→ **Work to complete**
Copy all lines below containing "true".

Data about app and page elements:
-- Opening Marker --

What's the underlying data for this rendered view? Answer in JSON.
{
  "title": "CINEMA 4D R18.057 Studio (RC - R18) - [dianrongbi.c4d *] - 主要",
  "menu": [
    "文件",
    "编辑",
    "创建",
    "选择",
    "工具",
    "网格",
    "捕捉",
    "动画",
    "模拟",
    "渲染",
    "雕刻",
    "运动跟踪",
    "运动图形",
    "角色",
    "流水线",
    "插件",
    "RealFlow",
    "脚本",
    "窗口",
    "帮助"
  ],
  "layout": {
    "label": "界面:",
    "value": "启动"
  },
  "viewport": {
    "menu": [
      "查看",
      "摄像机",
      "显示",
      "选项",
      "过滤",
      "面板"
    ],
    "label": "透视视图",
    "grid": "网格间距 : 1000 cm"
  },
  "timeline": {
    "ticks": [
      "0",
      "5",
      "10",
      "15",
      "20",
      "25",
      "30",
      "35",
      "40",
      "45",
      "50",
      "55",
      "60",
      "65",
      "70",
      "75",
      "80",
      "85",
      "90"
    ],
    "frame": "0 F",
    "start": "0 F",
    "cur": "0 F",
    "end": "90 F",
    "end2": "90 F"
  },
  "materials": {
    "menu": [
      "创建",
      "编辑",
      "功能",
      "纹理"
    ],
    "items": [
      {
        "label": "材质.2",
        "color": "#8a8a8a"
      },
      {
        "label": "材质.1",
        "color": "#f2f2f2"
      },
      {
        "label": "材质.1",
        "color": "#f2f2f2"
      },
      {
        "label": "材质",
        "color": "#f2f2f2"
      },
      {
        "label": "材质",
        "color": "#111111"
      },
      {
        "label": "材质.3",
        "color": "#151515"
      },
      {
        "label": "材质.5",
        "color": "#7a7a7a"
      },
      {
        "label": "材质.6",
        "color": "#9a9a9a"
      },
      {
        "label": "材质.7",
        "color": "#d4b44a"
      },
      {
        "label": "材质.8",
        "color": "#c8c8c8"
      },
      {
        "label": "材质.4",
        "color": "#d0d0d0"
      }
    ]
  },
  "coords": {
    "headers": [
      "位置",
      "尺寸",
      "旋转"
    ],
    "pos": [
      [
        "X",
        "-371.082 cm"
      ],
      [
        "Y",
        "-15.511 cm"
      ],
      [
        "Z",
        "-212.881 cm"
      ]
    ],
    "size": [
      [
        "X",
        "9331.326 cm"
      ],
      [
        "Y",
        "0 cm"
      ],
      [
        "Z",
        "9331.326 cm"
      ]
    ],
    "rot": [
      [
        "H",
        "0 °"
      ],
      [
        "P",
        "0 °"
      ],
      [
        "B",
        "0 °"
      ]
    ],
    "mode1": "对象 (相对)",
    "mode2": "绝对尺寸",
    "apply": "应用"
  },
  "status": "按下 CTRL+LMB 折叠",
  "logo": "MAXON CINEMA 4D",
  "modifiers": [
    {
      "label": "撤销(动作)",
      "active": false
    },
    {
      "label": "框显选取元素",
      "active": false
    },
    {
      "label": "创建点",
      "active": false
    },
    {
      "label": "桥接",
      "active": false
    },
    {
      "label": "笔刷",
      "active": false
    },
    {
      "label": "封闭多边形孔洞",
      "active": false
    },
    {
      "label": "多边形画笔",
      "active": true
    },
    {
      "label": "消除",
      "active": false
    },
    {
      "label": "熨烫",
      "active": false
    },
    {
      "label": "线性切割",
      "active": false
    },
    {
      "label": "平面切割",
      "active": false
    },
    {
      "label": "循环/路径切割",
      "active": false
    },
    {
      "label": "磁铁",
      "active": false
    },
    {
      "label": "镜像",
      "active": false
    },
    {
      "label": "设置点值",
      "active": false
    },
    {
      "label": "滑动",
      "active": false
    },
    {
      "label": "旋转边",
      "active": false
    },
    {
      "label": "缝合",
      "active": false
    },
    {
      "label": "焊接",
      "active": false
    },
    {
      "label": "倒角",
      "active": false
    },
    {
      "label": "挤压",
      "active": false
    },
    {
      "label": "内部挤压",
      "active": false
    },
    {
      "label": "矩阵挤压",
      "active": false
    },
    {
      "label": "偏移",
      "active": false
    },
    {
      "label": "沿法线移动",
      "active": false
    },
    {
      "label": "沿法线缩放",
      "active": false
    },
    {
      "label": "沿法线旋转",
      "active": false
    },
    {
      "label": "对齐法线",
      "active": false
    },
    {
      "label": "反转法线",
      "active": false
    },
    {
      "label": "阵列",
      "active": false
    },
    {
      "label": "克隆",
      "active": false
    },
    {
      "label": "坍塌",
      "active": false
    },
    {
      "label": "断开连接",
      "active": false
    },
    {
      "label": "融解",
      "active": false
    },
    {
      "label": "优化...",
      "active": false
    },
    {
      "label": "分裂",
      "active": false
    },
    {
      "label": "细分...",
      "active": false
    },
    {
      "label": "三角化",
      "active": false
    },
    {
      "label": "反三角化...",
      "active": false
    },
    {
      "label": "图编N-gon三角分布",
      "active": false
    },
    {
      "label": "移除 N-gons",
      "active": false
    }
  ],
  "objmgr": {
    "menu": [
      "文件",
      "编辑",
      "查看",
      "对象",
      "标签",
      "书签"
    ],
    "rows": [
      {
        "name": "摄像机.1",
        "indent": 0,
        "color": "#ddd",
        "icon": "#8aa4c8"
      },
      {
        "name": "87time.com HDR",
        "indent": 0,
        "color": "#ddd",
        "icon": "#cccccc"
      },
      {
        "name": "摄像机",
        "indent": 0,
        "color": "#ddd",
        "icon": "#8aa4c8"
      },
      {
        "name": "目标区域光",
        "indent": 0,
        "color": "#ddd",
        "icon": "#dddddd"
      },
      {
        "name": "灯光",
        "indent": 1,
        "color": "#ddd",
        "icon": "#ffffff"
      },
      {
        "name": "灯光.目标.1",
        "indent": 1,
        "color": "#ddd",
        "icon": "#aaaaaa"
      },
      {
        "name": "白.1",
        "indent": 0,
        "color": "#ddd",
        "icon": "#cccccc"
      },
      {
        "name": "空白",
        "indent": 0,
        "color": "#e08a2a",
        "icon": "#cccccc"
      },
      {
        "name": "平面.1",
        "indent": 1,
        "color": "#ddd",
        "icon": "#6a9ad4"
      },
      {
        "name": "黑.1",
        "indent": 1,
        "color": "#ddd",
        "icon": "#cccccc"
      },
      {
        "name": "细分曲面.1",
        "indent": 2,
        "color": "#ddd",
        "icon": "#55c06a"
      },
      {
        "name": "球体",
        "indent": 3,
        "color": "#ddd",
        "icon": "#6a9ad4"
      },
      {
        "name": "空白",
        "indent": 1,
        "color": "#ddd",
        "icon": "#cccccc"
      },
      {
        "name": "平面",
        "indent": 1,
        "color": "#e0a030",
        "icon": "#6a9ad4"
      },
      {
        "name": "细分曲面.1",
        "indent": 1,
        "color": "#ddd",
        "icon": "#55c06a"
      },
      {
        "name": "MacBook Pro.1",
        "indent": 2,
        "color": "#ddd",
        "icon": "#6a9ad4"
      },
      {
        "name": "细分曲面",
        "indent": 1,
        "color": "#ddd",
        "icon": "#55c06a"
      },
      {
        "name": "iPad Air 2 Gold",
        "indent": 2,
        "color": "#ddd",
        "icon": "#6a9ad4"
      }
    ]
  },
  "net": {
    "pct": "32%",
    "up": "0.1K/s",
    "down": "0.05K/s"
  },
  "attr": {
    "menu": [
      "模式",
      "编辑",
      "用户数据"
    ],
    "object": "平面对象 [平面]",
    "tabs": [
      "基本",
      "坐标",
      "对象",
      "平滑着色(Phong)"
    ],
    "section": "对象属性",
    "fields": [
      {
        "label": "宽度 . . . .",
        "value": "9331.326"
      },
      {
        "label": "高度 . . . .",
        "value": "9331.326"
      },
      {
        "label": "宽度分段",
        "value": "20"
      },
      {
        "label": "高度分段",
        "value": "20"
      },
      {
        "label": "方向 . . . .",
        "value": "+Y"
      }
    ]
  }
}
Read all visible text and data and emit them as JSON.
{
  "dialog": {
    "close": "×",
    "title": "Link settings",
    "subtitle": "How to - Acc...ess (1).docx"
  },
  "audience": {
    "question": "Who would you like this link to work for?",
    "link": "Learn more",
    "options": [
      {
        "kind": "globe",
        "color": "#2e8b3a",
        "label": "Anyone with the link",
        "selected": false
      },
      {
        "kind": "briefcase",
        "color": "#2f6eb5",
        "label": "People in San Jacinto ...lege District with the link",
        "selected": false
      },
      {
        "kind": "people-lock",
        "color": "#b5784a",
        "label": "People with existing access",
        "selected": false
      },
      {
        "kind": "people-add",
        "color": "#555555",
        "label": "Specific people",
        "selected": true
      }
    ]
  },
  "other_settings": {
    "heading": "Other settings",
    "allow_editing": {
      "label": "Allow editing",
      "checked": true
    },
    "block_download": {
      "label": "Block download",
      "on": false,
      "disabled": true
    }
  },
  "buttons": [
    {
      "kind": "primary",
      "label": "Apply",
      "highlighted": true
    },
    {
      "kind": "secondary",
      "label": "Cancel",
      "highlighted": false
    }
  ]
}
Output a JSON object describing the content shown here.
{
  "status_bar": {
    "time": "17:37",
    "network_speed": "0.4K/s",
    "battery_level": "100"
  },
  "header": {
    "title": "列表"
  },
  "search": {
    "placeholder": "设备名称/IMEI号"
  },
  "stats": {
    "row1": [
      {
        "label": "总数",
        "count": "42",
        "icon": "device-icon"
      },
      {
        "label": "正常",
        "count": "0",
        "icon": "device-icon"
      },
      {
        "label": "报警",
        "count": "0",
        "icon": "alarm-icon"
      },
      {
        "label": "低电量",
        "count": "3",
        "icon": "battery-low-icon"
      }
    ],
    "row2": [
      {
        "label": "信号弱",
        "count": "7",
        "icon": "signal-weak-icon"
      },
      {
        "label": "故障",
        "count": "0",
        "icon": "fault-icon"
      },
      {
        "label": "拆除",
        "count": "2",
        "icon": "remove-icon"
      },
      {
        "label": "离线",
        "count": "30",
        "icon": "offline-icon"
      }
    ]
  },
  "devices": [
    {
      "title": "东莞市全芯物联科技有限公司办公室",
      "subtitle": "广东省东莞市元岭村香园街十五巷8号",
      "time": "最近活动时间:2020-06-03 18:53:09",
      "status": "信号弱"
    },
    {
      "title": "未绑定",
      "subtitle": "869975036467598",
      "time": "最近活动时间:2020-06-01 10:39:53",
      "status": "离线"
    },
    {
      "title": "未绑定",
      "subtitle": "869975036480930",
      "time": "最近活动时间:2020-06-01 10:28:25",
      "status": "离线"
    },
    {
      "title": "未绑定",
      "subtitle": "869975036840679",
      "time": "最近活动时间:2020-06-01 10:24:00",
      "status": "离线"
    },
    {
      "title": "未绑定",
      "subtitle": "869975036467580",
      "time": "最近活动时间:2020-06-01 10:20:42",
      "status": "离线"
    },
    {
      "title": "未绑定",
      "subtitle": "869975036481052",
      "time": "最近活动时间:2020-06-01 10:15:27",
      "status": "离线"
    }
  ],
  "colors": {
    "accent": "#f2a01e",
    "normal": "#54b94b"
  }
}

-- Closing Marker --

→ **Task response**
      "active": true
        "selected": true
      "checked": true
      "disabled": true
      "highlighted": true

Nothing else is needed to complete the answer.